“Stephen Vogt is a general on the field,” said Svagdis. “He understands the game and has a great head on his shoulders. His work ethic is second-to-none.”
The senior teammates, Azusa Pacific’s first-ever 4-year seniors to earn NAIA All-American first team recognition in the same season, led the Cougars to the program’s first NAIA World Series since 1984, setting program records for total wins (51), home wins (33) and longest winning streak (24 games) along the way.
“It’s a real blessing when good things happen to good people, and both Scott and Stephen deserve every bit of it,” said Svagdis. “This is like icing on the cake for them to realize personal success after the season they had this year. I hope the characteristics both of them have brought to our program can be carried on by the rest of our players.”

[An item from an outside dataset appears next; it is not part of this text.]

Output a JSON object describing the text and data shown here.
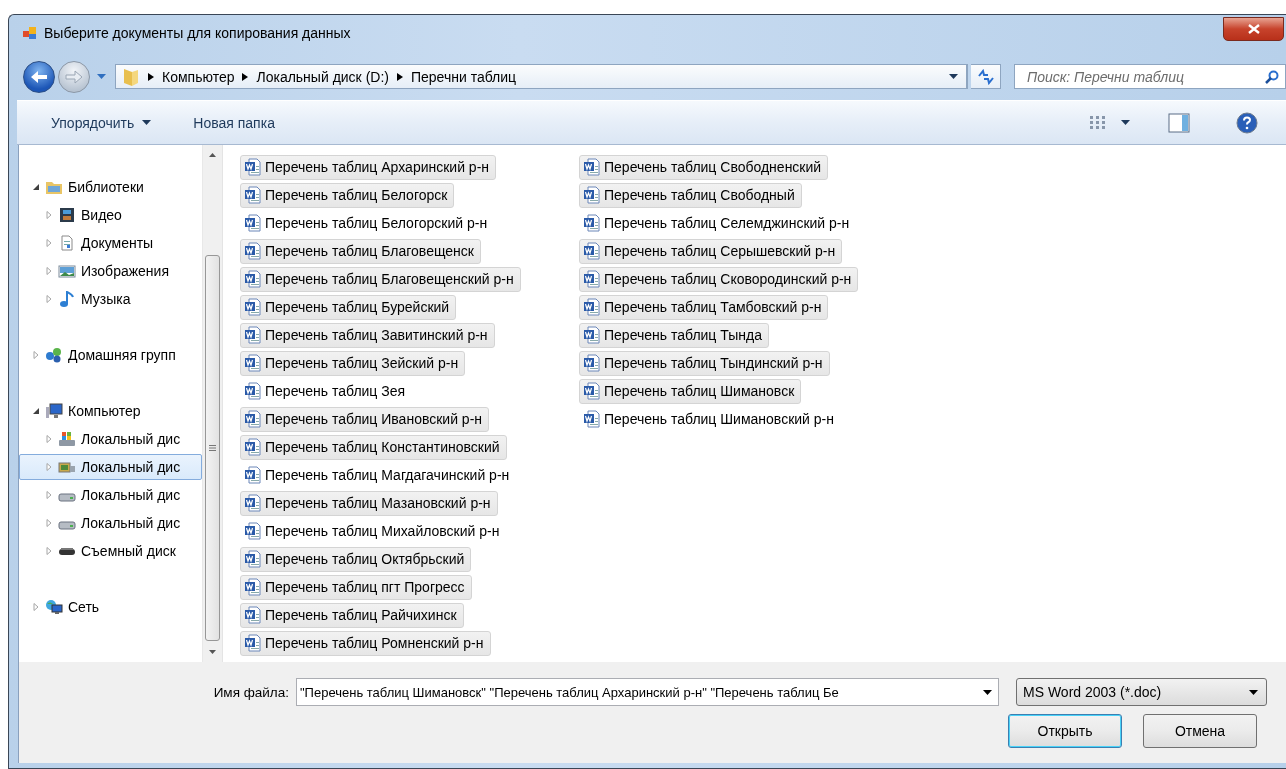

Jason Ray, a 2005 eighth-round pick of the Oakland Athletics (251st overall) was Azusa Pacific’s last baseball draftee. After spending just over month on the minor league disabled list with an unspecified injury, Ray is back in action for the Stockton Ports, Oakland’s Class A Advanced California League affiliate, where he is 1-1 with a 2.53 ERA in 10.2 innings of relief work this season. Paul Moskau was picked in the third round (No. 70 overall) of the 1975 draft by the Cincinnati Reds, and Jeff Robinson was Azusa Pacific’s highest-ever draft pick after being selected in the third round (No. 69 overall) of the 1983 draft by the Detroit Tigers.